Carroll, J. M., Yeager, D. S., Buontempo, J., Hecht, C., Cimpian, A., Mhatre, P., Muller, C., & Crosnoe, R. (2023). Mindset × Context: Schools, Classrooms, and the Unequal Translation of Expectations into Math Achievement. Monographs of the Society for Research in Child Development, 88(2).

Edsall, T. B. (2021, September 22). “It’s Become Increasingly Hard for Them to Feel Good About Themselves.” The New York Times.

Grant, J. (2014). The Boy Problem: Educating Boys in Urban America, 1870–1970. Johns Hopkins University Press.

Liben, L. S. (2015). Probability values and human values in evaluating single-sex education. Sex Roles, 72(9), 401–426.

Macnamara, B. N., & Burgoyne, A. P. (2023). Do growth mindset interventions impact students’ academic achievement? A systematic review and meta-analysis with recommendations for best practices. Psychological Bulletin, 149(3–4), 133–173.

National Science Foundation. (2022). The State of U.S. Science and Engineering 2022.

Pahlke, E., Hyde, J. S., & Allison, C. M. (2014). The effects of single-sex compared with coeducational schooling on students’ performance and attitudes: A meta-analysis. Psychological Bulletin, 140(4), 1042–1072.

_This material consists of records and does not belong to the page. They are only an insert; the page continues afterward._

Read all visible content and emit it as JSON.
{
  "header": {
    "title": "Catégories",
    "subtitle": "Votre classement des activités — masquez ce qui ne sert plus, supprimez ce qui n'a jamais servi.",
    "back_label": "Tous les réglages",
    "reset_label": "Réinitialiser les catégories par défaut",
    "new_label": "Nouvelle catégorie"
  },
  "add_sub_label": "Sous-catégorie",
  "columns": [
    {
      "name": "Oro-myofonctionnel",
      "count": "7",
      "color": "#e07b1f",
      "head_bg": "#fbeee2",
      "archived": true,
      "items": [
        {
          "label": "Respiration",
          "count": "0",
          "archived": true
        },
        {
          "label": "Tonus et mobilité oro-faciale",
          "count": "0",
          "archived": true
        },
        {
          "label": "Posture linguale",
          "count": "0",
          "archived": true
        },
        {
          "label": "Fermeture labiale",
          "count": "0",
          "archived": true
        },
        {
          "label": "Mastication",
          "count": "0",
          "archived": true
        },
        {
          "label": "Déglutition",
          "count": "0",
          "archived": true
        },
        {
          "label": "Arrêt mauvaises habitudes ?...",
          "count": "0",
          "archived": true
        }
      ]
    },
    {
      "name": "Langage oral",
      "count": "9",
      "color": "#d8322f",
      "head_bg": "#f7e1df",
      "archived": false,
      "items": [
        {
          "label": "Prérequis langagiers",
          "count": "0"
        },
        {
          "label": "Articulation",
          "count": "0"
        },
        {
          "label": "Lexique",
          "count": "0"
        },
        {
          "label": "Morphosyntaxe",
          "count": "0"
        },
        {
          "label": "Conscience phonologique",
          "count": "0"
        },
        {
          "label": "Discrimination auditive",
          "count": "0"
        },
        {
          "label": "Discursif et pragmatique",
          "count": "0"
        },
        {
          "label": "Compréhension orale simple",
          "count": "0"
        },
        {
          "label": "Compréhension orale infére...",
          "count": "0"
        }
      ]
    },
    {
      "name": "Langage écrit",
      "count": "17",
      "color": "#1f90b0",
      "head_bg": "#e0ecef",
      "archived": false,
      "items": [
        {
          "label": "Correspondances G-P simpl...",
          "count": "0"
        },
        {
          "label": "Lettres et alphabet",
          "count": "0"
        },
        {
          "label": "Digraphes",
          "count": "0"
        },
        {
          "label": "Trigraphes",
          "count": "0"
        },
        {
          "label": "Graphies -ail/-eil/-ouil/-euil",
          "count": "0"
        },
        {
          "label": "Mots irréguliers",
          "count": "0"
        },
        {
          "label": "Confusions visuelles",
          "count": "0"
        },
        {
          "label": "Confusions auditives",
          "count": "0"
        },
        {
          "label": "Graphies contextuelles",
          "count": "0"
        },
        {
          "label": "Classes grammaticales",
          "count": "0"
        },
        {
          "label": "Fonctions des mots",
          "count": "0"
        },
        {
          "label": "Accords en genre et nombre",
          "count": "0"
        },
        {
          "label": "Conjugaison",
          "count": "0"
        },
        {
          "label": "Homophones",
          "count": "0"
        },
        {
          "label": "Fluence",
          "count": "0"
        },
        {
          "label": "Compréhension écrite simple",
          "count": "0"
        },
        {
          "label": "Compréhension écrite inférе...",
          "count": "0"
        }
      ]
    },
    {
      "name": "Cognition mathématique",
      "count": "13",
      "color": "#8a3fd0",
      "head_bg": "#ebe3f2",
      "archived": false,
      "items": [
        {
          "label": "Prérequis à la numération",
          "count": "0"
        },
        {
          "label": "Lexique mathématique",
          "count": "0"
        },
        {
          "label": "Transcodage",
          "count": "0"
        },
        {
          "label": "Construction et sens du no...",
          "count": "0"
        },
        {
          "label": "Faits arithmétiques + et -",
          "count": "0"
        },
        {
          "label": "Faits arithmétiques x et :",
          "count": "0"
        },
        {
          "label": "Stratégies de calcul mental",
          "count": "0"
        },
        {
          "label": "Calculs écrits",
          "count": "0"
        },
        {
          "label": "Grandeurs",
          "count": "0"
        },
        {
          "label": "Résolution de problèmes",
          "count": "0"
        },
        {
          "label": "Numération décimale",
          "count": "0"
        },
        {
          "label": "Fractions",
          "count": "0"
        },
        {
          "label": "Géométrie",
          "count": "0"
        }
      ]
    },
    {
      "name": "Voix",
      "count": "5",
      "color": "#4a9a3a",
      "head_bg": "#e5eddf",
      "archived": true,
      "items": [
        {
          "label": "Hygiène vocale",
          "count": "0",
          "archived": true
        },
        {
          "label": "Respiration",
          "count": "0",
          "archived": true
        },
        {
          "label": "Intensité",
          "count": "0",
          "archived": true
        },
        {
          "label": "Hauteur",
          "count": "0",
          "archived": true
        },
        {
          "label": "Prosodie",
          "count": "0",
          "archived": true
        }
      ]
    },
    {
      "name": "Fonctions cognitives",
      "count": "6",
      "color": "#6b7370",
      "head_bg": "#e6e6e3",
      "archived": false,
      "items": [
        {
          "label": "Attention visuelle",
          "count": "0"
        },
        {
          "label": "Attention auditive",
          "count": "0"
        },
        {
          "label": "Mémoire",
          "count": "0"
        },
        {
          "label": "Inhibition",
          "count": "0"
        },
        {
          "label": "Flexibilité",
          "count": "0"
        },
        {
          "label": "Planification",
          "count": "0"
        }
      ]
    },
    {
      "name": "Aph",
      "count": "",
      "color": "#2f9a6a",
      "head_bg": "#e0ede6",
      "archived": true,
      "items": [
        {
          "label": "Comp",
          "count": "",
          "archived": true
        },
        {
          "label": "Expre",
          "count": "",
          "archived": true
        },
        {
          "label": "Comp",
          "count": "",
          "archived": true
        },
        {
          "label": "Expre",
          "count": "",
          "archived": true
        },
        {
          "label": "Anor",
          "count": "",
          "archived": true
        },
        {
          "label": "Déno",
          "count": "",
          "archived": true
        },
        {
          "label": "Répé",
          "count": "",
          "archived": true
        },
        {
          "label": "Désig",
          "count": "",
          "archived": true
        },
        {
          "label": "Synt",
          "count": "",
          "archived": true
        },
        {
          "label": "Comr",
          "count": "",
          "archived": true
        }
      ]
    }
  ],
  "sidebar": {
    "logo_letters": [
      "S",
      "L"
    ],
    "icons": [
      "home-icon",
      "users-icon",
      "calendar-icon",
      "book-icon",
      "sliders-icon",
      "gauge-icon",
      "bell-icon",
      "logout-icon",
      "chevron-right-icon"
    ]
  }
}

Rogers, J., & Kahne, J. (2023). Educating for a Diverse Democracy in California: The Growing Challenges of Political Conflict and Hostile Behavior.

Rotermund, S., & Burke, A. (2021). Elementary and Secondary STEM Education.

Signorella, M. L., & Bigler, R. S. (2013). Single-sex schooling: Bridging science and school boards in educational policy. Sex Roles, 69(7–8).

Signorella, M. L. (2023). Addressing Educational Inequities. [Peer commentary on the article “Mindset × Context: Schools, Classrooms, and the Unequal Translation of Expectations into Math Achievement” by J. M. Carroll, D. S. Yeager, J. Buontempo, C. Hecht, A. Cimpian, P. Mhatre, C. Muller, and R. Crosnoe]. Monograph Matters. Retrieved from